I knew I wanted to study visual perception once I realized how well it can be understood and the number of fascinating problems still unresolved. For example, I am deuteranope which means I am missing the photoreceptor type needed to register medium wave length lights. Therefore, there are some colors which I cannot differentiate. As this process is well understood, we can calculate which colors I can identify and which ones I cannot. Displaying colors on a screen, which everyone -- but me -- could easily distinguish from each other made a very impressive illustration. Such exact predictions are a rarity in neuroscience and psychology, and gave me hope that exact solutions are possible in other parts of vision science.
How did your scientific journey begin?
My scientific journey began as a psychology student in Gießen, which has a large group of psychologists working on visual perception. I started as a research assistant and was immediately fascinated by the illusions in visual perception, its complexities, and how much we can understand in this field.
Was there something specific about the Computational Neuroscience: Vision course that drew you to apply?
I was mainly drawn to apply for this course by the great collection of speakers and alumni. This course really brings together a broad selection of world-leading scientists in this field.
What and/or how will you apply what you've learned from the course to your work?
I learned a lot about the neural basis of my models. The retinal physiology discussed at the course will be a great source of inspiration for the front end of the early vision model I currently develop.
What is your key takeaway from the course?

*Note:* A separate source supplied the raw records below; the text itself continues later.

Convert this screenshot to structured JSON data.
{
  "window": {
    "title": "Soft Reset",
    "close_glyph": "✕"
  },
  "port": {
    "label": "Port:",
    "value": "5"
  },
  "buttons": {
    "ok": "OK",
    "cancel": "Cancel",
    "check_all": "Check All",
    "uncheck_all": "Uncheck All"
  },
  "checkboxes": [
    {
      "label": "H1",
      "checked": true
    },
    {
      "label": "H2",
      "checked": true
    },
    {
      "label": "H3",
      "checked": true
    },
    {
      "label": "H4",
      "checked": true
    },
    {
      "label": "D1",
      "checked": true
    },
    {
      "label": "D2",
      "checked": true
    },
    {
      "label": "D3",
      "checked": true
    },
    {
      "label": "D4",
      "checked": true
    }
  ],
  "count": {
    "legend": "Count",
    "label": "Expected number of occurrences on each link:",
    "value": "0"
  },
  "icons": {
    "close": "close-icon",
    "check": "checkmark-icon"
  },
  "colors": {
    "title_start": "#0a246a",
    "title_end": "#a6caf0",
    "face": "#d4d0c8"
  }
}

The most important takeaway are the people I have met here. Of course, I increased my knowledge and beliefs about visual neuroscience, but getting to know the researchers behind the original studies and meeting a great set of peer scientists will be invaluable for my future in science.

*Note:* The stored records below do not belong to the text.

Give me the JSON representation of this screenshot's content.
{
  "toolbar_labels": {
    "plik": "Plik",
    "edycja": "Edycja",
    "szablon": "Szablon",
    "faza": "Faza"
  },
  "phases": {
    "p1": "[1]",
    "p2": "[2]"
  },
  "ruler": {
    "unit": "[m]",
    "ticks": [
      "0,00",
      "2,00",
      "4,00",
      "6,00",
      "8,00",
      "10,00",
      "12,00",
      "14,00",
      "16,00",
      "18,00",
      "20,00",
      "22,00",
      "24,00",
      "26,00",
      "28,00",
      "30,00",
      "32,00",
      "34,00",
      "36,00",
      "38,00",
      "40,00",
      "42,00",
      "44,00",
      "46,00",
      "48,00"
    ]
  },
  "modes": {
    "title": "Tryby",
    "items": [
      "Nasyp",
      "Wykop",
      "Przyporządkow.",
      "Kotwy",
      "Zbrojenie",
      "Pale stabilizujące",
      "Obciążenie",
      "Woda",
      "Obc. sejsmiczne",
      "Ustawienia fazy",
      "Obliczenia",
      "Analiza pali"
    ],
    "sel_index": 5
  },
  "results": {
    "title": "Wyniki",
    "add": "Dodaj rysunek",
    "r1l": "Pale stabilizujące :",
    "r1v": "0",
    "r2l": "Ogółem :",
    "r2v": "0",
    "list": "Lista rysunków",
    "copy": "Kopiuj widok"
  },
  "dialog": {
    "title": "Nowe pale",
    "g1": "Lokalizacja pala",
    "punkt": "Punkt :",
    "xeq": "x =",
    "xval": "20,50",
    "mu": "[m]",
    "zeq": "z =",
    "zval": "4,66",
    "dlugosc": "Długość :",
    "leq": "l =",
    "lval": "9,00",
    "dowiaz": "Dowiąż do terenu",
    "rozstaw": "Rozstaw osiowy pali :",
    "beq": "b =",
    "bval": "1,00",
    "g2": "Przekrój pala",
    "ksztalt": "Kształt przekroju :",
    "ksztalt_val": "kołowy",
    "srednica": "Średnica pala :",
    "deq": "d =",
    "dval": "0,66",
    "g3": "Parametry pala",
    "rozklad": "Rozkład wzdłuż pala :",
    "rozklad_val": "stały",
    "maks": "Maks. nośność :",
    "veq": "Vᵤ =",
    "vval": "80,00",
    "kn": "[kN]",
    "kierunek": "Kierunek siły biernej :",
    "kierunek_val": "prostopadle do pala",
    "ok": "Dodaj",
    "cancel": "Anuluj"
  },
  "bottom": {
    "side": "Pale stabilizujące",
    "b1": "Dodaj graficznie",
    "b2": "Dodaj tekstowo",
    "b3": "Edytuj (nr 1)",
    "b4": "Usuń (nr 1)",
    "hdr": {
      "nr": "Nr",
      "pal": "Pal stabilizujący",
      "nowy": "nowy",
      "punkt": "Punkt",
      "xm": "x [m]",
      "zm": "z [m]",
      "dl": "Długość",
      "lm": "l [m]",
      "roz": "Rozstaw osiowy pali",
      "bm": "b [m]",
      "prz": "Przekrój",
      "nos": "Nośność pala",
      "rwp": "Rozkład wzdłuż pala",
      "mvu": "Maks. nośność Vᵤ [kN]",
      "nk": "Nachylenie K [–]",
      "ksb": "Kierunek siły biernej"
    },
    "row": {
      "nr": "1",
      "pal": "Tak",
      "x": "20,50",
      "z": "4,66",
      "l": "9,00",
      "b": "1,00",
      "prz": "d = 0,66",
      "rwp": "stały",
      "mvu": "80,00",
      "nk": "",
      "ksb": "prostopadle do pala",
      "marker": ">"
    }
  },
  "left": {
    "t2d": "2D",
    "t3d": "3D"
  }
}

If someone curious in attending this course asked you for feedback or advice on it, what would you tell him/her?
If you can attend, do it! This is one of the best visual neuroscience courses in the world. Once you are here, don’t take yourself too seriously and allow yourself to get to know the science and other scientists.
What do you like most about your time at CSHL?
From our evening discussions to our Nerf gun battles, ultimate Frisbee matches, and evenings on the beach - I enjoyed the relaxed attitude of this course.
Heiko received a scholarship from the Helmsley Charitable Trust to cover a portion of his course tuition. On behalf of Heiko, thank you to the Helmsley Charitable Trust for supporting and enabling our young scientists to attend a CSHL course where they expand their skills, knowledge, and network.
Thank you to Heiko for being this week's featured visitor. To meet other featured scientists - and discover the wide range of science that takes part in a CSHL meeting or course - go here.